What do I know?

Growing up in an Italian family in Northern California, I cannot recall a time when wine was not a part of my life, as bottles of it always graced our expansive family table.  In the mid 80s there was not much in the San Joaquin Valley besides dirt farms and drive-thrus. Now, one cannot throw a dirt clod without hitting a vineyard, and people recognize the name of Lodi from more than just a CCR song lyric.  Chances are, if you pick up a bottle of Zinfandel, it will be from the part of California I called home as a child.

My father was a man ahead of the times.  I recall on one hot summer day, a truckload of grapes backing up to our barn.  Perhaps in an effort to mitigate the cost of consuming it, Dad had decided he was going to try his hand at making wine! In the category of "go big or go home" he had several large barrels that soon housed his vintage tucked into a "cool" corner of our barn.  Mom had her doubts... And I am pretty sure that he still blames her "sour grapes" take on his pet project for the outcome.  As it turned out, Dad lacked the know-how to create a viable vino.  We did however, end up with multiple gallons of fairly decent vinegar.  And our barn never smelled the same again!

Fast forward a decade or so, and I found myself employed at a quaint wine and tapas restaurant here in Fairbanks, AK.  It was at Cafe Alex that I truly received my (albeit informal) education in wine.  Owner and visionary, Alex Mayberry, was determined to feature fabulous and affordable wines on her house list.  That list would also change with the seasons, and every time the list changed, Alex would host a private tasting for her staff. 

It was at these tastings, typically hosted by either Mark Winans or Paul Rossi, that I learned the language of wine.  Prior to this time, my wine lexicon was limited to expressions like "yummy."  While accurate, this term was hardly expressive of the multi-dimensional art of enjoying wine.  I quickly learned that my tips were directly proportional to my knowledge of the wine I was selling table side.

So I paid close attention to the terminology used by the pros!  What I found is that describing wine was very similar describing a love affair.  Terms like "rich", "decadent," "well-balanced", and "full-bodied" were used with enthusiasm.  I decided to be more bold and even sexy with my description of wines, and my customers loved it!

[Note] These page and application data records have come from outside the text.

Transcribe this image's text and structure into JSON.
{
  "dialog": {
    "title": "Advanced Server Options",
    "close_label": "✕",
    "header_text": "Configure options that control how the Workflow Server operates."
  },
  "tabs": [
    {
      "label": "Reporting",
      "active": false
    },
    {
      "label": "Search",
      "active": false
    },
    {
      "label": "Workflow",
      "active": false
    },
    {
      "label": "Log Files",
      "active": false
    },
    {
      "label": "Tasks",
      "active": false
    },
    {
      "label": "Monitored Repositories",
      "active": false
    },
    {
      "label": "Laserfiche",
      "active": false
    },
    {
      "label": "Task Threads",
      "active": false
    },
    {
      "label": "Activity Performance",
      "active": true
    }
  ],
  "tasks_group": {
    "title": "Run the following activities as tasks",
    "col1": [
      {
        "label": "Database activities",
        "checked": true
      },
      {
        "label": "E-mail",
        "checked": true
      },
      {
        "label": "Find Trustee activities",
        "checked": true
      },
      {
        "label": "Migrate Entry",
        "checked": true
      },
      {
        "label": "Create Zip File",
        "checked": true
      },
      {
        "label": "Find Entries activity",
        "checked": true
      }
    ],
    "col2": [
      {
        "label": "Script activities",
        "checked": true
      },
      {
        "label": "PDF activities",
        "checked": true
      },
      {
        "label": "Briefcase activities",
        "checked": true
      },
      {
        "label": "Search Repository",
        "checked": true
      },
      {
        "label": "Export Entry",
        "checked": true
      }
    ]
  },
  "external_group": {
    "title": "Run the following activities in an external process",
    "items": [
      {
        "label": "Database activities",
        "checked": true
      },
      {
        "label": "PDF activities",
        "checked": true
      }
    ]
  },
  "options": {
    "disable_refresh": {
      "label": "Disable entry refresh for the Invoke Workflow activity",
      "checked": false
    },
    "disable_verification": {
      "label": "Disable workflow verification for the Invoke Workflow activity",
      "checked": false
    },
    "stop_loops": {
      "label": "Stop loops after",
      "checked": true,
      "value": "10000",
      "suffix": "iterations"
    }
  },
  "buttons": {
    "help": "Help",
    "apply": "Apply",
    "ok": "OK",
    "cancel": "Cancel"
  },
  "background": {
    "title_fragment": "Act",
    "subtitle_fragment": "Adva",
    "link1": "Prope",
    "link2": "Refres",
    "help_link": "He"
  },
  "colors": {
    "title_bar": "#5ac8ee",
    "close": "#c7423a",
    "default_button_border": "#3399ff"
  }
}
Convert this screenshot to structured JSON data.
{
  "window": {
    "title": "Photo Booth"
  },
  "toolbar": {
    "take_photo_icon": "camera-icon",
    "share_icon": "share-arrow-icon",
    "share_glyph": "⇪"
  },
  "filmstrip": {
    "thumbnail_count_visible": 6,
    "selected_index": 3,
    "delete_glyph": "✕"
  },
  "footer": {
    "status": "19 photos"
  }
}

During this same time period, I was fortunate enough to take some weekend wine classes with a couple local wine aficionados that sadly, are no longer with us.  The first was self-professed "cork dork," Paul Rossi.  You may recognize the name since LaVelles posthumously honored Paul by naming their expansive cellar after him.  Paul always had a sparkle in his blue eyes that came from his genuine love for life.  This joy definitely came through in his lectures on wine.     

The second gentleman that I was lucky enough to learn a thing or two from also has a name that is very recognizable, since our cancer center here in Fairbanks bares it.  Dr. Michael Carroll had a private cellar that was a bit of a local legend.  I was never invited to any of his infamous wine dinners, but I did spend a weekend tasting wine under his tutelage out at Two Rivers. 

There has been nothing formal or fancy about my wine education.  There has been a long string of experiences though, with family and friends, opening and emptying bottle after bottle over the years.  Every one of those empty bottles represents love, laughter, and the joyous celebration of life.  As I wrap up my introductory blog, the thought I want to leave you with is this: one does not need to spend a fortune on a bottle of wine to enjoy one of the finest things in life.  The people we share it with and the memories made over those glasses of wine are the true treasure.